Activity>
The answer must be every line of the records below that contains the word "remix".

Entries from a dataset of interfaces
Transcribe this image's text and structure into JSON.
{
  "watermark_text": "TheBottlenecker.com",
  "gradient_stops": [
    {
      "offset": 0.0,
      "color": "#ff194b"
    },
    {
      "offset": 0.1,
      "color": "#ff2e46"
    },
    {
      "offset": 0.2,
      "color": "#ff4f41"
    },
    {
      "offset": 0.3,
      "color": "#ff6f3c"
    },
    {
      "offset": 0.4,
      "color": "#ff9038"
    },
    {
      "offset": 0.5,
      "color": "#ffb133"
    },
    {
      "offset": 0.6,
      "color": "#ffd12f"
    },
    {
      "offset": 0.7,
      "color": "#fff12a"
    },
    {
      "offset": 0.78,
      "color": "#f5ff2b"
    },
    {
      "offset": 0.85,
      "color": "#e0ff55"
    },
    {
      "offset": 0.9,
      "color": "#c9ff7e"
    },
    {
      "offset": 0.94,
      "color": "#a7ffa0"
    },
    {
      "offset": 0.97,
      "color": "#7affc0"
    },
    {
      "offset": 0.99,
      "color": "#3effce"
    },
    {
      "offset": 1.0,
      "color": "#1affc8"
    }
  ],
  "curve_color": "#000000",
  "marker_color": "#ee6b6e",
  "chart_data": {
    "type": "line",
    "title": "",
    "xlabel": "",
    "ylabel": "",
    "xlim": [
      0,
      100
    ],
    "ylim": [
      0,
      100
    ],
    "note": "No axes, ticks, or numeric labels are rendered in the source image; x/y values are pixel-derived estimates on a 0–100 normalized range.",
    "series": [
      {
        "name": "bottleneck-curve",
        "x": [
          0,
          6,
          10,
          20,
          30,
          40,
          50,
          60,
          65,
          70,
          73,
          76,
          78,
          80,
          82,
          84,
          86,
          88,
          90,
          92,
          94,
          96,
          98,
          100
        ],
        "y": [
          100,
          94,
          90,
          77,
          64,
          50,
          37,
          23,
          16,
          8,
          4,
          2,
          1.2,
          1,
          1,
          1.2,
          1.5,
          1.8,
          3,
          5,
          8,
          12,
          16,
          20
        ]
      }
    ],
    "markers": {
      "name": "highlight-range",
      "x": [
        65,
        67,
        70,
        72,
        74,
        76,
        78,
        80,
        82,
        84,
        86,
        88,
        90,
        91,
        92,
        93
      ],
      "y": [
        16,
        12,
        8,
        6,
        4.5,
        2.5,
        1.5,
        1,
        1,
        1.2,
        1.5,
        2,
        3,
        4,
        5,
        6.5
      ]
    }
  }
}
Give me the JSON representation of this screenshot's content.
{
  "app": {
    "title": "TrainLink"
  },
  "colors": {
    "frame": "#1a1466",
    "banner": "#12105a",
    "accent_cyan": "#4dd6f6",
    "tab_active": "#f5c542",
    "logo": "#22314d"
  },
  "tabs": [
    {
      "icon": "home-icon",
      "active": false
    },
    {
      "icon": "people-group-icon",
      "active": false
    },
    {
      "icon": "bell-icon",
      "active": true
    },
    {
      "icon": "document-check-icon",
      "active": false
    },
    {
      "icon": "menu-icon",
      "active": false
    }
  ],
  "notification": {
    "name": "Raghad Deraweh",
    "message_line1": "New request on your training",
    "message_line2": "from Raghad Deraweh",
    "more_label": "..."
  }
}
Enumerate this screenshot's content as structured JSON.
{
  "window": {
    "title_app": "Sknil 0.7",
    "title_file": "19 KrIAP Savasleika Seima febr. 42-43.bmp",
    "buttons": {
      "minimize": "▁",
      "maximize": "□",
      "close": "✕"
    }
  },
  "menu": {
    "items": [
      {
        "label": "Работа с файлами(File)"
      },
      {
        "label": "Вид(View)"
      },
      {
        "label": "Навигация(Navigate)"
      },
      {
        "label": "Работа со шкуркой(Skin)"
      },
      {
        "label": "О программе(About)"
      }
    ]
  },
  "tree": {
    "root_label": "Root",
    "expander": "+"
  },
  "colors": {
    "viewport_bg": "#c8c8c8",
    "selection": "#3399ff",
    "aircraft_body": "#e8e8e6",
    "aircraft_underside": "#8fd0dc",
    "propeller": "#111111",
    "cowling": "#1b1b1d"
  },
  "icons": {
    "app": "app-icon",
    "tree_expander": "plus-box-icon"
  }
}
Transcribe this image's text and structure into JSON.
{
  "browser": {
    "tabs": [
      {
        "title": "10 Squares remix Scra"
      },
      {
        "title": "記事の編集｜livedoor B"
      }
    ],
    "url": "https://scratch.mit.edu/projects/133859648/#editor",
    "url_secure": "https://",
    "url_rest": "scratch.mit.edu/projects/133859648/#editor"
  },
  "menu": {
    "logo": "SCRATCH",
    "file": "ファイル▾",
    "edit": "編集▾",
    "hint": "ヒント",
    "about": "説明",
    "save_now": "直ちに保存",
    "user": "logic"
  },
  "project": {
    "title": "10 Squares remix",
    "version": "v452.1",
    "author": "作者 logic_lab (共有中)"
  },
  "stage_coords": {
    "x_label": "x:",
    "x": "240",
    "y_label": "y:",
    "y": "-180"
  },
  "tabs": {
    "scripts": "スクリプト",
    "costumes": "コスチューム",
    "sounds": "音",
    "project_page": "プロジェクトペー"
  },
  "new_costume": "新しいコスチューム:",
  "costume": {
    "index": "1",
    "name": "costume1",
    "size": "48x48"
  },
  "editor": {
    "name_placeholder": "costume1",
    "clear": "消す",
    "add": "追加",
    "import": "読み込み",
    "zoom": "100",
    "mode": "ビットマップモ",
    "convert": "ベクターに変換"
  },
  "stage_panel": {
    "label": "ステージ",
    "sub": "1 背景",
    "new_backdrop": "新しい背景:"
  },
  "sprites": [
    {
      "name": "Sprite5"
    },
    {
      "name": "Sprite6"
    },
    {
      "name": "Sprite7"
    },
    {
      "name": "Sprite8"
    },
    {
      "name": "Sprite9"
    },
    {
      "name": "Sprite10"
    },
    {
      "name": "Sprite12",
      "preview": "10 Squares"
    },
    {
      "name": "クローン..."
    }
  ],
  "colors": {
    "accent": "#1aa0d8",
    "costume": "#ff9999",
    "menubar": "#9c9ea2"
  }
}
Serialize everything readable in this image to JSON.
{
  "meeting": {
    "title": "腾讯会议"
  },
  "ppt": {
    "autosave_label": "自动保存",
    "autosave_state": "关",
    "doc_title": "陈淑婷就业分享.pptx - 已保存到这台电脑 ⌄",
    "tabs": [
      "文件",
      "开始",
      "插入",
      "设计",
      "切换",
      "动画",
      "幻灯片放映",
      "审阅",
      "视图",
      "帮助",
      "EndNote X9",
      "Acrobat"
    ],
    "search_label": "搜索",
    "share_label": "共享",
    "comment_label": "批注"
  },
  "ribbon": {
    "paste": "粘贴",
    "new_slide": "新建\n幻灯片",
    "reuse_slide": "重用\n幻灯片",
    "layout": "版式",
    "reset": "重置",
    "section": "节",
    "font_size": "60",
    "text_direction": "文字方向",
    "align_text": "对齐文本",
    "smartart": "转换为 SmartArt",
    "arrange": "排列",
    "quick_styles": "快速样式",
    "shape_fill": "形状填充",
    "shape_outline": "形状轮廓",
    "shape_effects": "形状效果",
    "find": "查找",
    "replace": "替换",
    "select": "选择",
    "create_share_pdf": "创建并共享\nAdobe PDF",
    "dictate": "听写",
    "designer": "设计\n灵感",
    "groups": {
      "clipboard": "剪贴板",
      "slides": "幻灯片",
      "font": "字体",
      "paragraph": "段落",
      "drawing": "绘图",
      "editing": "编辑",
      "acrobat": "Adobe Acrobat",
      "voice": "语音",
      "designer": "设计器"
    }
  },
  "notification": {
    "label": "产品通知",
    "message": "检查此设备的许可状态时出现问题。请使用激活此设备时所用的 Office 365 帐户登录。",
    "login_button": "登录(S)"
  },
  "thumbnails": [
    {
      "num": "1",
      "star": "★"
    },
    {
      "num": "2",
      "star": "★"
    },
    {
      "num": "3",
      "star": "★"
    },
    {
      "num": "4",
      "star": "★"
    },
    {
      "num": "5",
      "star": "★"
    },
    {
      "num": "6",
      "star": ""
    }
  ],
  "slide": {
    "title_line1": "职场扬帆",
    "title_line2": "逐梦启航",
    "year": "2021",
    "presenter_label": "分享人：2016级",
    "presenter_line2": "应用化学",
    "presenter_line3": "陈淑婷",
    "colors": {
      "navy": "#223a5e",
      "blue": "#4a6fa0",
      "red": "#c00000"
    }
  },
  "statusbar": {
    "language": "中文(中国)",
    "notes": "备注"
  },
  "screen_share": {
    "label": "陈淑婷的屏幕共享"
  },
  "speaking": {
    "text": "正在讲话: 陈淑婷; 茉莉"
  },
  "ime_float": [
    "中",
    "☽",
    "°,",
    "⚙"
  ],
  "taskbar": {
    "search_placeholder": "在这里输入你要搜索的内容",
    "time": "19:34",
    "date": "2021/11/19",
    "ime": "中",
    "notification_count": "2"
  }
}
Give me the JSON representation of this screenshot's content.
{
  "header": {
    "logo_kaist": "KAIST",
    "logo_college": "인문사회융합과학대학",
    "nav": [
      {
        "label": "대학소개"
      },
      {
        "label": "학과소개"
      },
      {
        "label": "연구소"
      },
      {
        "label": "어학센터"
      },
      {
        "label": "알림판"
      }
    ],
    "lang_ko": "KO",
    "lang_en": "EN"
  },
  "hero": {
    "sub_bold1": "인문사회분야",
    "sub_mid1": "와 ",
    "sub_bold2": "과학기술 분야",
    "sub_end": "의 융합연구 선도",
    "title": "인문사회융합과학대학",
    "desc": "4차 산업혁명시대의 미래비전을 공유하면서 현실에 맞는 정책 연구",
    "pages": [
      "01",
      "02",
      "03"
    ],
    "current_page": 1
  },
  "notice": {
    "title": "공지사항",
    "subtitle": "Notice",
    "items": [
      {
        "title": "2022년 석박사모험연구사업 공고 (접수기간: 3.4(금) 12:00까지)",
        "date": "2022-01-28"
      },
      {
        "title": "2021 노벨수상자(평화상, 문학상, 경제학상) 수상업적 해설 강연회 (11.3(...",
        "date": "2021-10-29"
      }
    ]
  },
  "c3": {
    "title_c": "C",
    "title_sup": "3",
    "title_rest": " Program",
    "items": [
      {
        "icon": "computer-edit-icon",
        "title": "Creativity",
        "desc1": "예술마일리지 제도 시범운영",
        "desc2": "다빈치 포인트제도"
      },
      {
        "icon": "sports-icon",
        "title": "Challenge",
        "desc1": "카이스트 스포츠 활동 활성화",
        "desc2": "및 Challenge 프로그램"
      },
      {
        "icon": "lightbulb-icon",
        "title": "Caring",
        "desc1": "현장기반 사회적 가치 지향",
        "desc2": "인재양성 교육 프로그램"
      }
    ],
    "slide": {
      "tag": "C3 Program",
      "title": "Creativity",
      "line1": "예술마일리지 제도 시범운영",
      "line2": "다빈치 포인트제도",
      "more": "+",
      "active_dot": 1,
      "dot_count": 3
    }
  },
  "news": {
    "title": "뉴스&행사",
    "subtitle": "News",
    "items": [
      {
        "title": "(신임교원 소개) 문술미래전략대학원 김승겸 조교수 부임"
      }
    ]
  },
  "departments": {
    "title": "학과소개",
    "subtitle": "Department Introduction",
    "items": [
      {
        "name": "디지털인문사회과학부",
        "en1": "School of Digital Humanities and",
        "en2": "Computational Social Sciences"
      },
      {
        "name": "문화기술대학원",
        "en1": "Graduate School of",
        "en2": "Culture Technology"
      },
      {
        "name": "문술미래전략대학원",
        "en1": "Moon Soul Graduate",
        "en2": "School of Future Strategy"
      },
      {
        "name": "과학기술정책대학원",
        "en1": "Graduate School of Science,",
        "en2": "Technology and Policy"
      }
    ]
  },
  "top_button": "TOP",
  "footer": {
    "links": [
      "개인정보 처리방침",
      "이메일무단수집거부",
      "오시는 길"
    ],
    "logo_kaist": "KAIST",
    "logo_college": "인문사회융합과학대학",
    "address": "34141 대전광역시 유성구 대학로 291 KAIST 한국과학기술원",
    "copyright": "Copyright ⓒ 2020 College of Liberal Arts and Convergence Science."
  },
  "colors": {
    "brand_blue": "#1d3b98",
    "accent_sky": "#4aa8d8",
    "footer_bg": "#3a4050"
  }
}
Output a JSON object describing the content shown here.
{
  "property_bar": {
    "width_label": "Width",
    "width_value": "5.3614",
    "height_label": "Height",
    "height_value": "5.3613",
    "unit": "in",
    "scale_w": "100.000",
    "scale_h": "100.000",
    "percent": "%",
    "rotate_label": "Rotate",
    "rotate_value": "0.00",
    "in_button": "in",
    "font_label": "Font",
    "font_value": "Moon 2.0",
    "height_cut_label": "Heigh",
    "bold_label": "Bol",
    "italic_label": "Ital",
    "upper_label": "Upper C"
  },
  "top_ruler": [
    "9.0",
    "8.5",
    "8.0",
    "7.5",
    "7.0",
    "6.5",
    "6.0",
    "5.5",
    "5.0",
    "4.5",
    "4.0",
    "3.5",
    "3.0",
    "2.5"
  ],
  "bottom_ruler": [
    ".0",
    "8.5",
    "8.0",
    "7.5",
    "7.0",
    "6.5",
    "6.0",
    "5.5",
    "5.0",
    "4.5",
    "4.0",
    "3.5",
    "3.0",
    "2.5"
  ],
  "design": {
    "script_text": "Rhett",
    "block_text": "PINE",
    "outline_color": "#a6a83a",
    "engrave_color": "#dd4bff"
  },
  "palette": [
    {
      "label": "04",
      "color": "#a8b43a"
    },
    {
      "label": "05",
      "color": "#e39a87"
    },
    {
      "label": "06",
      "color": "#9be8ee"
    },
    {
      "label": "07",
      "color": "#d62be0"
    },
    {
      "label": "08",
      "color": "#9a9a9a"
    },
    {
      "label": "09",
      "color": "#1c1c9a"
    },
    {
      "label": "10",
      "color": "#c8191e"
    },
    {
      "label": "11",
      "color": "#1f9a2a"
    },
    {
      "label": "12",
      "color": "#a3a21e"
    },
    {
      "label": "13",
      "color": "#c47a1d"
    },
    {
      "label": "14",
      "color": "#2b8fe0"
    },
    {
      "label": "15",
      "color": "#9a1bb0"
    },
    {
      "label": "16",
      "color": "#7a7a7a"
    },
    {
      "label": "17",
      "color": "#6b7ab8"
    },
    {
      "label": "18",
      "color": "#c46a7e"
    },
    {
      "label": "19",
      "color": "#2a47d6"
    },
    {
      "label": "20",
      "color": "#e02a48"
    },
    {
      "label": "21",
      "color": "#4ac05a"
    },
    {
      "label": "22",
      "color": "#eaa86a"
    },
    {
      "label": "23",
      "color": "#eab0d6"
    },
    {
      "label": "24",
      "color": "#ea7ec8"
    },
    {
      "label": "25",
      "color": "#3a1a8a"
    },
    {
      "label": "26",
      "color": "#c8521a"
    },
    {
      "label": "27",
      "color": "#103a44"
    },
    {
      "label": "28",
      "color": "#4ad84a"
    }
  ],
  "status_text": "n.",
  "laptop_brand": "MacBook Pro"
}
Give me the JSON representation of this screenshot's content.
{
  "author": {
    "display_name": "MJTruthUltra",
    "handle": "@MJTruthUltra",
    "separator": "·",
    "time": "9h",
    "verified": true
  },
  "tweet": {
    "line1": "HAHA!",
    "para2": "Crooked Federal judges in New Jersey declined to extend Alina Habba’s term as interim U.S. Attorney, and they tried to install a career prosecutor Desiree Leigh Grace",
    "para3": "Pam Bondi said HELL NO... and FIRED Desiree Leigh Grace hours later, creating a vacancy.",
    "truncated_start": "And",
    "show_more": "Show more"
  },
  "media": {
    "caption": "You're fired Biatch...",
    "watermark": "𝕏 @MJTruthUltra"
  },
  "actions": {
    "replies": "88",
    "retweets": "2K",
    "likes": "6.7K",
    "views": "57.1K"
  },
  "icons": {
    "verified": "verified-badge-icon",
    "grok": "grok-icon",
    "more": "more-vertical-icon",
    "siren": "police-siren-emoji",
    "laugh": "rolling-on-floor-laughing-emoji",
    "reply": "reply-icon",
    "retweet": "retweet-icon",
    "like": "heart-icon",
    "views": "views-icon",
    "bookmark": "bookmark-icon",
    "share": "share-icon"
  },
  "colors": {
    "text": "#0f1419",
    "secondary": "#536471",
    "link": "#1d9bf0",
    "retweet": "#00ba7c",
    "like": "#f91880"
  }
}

Exercise solution>
        "title": "10 Squares remix Scra"
    "title": "10 Squares remix",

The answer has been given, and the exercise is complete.